So far as Gibraltar is concerned, my understanding is that as Gibraltar is a free port it is by their own wish that they prefer to remain outside the Customs Union. The noble Lord raised the question of Nigeria, and without notice I can only say that I think his point is correct. I believe that this is an alternative offered to them; but if I find I am wrong, I will let the noble Lord know. May I assure the noble Lord, Lord Gladwyn, that we will do our best in the months to come to put over our case with the greatest possible vigour, and of course any help that he can give us will be gratefully received.


My Lords, I am most grateful to the noble Marquess for his assurance that full consultations are going on with the New Zealand authorities. Could he put my disquiet fully at rest by answering the question I put to him the other day and which I intimated through the usual channels I would put here: were there consultations with the New Zealand authorities prior to the announcement of the import levy scheme?


My Lords, I can answer that question for the noble Lord. The answer is that there were no prior consultations. Advance warning was given and consultations have been going on ever since.


My Lords, in view of the failure of the noble Marquess to reply to any of my submissions, may I ask him whether the Chancellor of the Duchy has made any progress as regards the proposed political integration which I understand is one of the main objectives of a section only of the Conservative Party and which is only partly accepted by every member of Her Majesty's Government? Has any progress been made in that direction, and, if so, may we know about it? If the noble Marquess is not informed about the subject, can he give any indication when your Lordships' House will be informed?


My Lords, I certainly will undertake to keep the noble Lord informed on this matter. I cannot, I am afraid, give him any information to-day.
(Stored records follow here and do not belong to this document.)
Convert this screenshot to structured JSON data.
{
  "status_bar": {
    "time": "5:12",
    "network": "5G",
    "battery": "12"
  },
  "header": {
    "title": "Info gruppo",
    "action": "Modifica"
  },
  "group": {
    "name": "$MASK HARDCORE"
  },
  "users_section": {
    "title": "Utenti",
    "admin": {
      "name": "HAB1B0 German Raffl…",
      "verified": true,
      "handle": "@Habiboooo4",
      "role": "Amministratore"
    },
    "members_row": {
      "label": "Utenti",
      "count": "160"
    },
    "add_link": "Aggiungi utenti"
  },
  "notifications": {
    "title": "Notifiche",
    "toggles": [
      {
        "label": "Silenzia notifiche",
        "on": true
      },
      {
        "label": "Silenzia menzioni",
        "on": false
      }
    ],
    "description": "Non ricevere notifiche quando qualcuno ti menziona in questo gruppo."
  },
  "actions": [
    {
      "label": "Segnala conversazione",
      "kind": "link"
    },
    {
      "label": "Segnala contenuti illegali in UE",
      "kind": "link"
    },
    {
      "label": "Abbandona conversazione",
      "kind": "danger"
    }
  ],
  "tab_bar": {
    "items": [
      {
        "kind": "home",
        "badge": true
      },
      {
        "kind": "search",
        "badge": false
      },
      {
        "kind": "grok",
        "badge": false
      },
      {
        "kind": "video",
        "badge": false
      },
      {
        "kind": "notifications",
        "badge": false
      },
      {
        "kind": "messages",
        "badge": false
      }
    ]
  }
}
I hope he will accept that.


My Lords, will the noble Marquess understand that the lights went out just at the right moment?


My Lords, while net sharing the starry-eyed attitude, the rather religious attitude in some ways, towards the Common Market of my noble friend Lord George-Brown and the noble Lord, Lord Gladwyn, may I ask the noble Marquess to stress, for those of us who do not share that attitude but still want to go in and negotiate and are with the Government and with the last Labour Government on this matter, that sugar is the test case in this issue? We do not want to beggar our Colonies, who produce sugar cheaply, while going into the Market.


My Lords, I can assure the noble Baroness that I will bear what she has said very deeply in mind.


My Lords, may I ask the noble Marquess whether he would not agree that if there is going to be any progress towards any kind of political federation, which seems to be so much dreaded by the noble Lord, Lord Shinwell, such progress can be made only with the full consent and approval of both Houses of Parliament of Great Britain?


My Lords, I quite agree.


My Lords, is the noble Marquess aware of what actually happened in another place on the occasion when a Division ensued on a debate? Is he aware of the vote by the so-called—I am not responsible; I have not invented the term—payroll section of the place; and would he forbear from taking too much notice of what the noble Lord, Lord Gladwyn, says?